## [INSTRUCTIONS TO FOLLOW]
Pick each line containing "SE好用吗" out of the records.

## [TASK DATA]
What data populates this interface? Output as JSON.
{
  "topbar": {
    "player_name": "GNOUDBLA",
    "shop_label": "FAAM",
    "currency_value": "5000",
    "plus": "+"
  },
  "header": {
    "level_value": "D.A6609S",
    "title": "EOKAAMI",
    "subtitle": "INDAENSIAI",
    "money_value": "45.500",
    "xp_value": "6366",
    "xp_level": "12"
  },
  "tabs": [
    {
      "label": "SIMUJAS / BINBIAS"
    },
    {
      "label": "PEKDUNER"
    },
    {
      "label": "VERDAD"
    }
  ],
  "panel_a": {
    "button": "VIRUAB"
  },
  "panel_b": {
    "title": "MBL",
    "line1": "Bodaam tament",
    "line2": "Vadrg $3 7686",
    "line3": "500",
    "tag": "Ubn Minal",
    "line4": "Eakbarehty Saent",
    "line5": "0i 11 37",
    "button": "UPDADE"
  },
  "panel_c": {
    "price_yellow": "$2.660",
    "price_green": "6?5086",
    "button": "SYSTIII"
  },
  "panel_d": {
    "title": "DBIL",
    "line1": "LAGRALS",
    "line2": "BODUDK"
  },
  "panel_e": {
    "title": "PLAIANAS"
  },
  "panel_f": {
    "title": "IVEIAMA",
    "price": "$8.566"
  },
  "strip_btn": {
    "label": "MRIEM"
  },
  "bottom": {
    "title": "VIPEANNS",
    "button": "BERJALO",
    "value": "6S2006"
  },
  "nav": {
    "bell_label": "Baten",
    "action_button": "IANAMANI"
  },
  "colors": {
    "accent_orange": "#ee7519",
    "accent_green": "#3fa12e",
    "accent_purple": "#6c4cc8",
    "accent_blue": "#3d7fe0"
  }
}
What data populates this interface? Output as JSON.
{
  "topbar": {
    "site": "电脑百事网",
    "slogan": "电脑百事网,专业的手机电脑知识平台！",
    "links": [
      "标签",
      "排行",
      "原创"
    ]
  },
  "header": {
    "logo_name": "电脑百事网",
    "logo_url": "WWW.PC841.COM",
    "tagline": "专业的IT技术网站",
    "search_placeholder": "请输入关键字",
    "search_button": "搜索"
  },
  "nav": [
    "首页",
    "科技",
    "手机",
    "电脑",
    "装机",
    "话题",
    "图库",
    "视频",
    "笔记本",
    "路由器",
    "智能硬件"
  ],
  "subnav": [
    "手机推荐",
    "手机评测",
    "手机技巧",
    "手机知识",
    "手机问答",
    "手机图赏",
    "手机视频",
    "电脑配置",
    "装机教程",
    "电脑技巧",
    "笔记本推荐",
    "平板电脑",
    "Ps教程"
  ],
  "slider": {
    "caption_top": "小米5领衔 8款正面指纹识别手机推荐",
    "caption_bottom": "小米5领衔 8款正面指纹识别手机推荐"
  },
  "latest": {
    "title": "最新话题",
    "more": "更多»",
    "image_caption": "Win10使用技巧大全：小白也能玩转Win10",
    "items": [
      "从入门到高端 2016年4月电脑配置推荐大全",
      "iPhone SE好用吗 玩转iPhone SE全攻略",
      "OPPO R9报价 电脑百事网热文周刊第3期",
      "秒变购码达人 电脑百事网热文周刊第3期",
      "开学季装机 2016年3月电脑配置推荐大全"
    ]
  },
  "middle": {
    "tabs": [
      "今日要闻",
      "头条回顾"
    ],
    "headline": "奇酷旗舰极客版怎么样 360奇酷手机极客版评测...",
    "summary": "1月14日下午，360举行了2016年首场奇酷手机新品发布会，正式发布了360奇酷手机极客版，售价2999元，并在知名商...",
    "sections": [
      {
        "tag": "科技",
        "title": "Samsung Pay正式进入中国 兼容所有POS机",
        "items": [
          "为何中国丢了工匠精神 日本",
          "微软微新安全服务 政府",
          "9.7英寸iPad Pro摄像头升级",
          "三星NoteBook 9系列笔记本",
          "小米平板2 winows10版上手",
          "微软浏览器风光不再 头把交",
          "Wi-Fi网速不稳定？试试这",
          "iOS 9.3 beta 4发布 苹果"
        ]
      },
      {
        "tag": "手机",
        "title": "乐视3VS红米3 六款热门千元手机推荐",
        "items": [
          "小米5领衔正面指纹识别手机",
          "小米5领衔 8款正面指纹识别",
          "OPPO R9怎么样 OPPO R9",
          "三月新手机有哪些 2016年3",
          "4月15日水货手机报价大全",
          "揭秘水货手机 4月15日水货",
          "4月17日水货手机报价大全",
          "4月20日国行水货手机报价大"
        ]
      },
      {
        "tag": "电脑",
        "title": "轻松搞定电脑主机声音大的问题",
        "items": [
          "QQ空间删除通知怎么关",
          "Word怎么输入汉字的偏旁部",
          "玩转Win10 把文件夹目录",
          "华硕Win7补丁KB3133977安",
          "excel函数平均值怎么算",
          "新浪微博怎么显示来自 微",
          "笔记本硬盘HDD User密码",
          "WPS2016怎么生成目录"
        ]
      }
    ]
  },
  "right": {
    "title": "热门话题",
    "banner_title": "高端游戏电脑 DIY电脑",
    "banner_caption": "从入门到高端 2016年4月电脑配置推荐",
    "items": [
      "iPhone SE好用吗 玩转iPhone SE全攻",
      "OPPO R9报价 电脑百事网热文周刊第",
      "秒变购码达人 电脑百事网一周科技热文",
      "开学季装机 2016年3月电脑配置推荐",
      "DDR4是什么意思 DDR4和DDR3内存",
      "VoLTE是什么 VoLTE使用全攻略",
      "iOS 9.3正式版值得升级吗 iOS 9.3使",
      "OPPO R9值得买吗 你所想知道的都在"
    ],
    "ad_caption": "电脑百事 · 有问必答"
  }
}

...

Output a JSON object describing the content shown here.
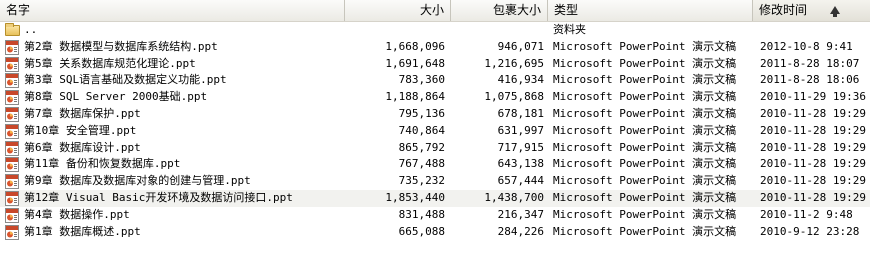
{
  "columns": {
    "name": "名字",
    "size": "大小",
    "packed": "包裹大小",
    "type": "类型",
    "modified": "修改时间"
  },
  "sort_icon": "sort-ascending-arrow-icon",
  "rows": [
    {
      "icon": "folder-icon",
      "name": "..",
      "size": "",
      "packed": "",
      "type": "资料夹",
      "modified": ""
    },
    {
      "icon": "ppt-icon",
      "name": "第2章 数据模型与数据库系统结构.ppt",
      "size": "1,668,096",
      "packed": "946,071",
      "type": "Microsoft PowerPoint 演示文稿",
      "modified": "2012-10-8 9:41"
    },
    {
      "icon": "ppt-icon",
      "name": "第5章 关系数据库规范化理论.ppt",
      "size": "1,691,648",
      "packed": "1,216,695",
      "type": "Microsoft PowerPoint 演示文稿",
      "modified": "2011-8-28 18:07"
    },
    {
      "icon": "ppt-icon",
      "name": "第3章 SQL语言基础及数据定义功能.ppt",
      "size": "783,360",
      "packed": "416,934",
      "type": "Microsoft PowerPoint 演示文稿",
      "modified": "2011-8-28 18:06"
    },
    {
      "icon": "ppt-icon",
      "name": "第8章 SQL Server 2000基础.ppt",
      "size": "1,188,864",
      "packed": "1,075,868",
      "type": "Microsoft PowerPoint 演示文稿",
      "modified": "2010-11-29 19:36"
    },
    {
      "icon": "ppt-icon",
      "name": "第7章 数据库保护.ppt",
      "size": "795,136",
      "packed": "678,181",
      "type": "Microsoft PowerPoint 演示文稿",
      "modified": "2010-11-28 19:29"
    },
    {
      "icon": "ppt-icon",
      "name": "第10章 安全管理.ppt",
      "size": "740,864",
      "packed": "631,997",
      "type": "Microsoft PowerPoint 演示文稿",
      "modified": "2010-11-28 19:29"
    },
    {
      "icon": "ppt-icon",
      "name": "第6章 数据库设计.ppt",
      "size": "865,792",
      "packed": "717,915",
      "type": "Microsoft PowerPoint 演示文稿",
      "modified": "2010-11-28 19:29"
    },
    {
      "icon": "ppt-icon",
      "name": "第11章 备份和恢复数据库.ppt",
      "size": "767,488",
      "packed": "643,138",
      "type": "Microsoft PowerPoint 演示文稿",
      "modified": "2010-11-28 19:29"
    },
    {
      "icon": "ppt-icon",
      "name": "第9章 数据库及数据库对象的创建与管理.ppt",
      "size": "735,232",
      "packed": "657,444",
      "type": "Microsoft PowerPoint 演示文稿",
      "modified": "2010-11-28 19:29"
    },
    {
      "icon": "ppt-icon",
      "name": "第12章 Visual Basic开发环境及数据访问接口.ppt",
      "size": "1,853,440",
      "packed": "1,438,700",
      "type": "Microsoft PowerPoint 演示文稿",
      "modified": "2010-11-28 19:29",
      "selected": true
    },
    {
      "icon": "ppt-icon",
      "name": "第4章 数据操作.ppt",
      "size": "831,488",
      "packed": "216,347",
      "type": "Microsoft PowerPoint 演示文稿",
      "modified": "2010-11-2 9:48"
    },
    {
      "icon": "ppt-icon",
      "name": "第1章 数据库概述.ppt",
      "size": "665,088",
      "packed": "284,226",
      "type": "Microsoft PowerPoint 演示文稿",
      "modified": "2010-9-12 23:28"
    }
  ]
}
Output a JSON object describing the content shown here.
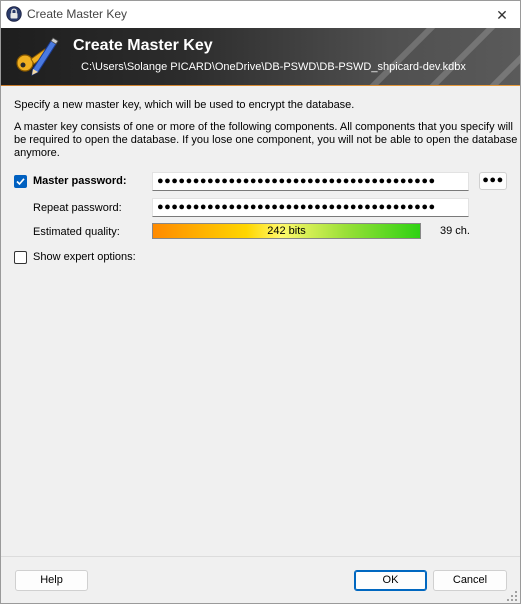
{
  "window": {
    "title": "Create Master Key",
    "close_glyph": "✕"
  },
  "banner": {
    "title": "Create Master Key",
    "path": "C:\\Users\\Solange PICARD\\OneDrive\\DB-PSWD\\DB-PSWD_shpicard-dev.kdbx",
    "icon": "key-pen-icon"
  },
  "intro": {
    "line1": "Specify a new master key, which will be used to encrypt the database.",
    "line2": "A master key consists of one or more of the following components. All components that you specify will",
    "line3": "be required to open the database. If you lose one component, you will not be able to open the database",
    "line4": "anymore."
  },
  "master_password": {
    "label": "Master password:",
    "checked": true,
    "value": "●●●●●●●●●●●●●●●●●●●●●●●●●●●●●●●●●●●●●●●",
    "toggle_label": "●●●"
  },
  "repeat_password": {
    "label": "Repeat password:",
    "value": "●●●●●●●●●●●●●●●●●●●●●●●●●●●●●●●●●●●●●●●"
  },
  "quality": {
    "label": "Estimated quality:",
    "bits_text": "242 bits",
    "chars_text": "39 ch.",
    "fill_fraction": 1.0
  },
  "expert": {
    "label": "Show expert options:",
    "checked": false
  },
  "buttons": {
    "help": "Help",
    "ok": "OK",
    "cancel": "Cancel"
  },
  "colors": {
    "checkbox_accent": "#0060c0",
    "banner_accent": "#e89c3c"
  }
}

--

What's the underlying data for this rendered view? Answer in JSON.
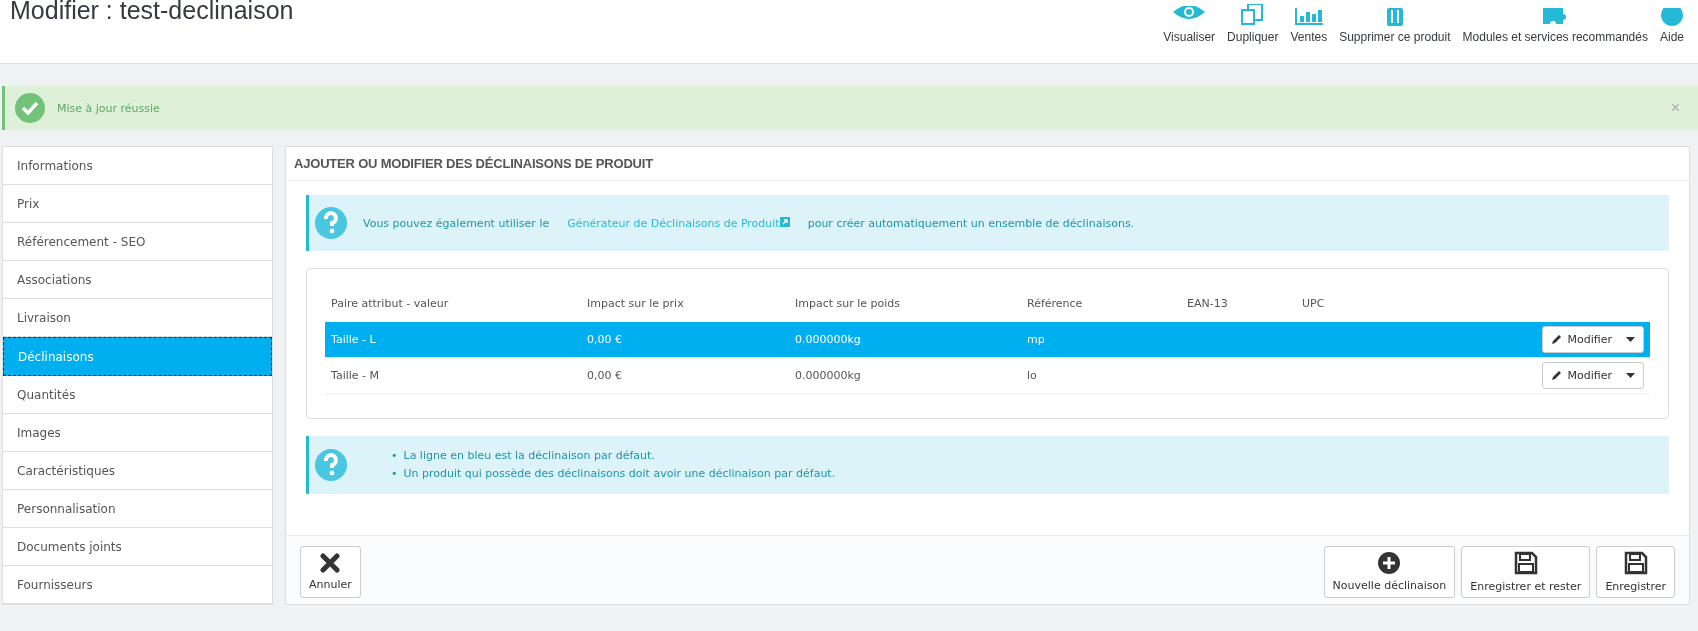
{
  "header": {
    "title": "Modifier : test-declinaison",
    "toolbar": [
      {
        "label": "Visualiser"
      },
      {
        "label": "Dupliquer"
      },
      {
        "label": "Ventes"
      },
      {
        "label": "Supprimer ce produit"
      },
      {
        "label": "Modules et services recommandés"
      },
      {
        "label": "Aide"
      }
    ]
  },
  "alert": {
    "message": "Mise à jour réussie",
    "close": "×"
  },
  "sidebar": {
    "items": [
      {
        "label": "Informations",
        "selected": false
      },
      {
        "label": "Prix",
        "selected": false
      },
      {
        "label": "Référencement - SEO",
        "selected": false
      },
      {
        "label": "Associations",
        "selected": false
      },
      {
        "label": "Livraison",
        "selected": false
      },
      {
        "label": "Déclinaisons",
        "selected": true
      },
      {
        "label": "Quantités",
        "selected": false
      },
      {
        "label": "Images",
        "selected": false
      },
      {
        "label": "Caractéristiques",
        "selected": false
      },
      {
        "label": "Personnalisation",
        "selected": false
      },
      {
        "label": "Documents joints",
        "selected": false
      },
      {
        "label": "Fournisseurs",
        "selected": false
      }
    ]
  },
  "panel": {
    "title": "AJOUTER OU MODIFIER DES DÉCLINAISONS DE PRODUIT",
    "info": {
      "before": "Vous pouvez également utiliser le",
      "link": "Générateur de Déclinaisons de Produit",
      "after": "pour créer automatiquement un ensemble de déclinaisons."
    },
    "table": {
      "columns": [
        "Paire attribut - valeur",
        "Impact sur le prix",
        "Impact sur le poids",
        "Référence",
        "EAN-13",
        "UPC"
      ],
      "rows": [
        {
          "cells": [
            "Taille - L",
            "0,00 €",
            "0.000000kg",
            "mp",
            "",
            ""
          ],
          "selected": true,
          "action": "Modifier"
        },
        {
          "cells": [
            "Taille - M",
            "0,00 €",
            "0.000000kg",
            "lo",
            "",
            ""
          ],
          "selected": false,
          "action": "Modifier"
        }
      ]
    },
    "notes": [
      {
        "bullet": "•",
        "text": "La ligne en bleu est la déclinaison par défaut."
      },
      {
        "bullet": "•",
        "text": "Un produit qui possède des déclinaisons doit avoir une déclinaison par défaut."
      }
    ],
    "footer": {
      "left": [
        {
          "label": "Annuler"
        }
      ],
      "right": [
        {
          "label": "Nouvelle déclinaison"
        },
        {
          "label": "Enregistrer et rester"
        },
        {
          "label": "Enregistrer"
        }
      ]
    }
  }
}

## [OUTPUT FOR THIS EXERCISE]
      "iPhone SE好用吗 玩转iPhone SE全攻略",
      "iPhone SE好用吗 玩转iPhone SE全攻",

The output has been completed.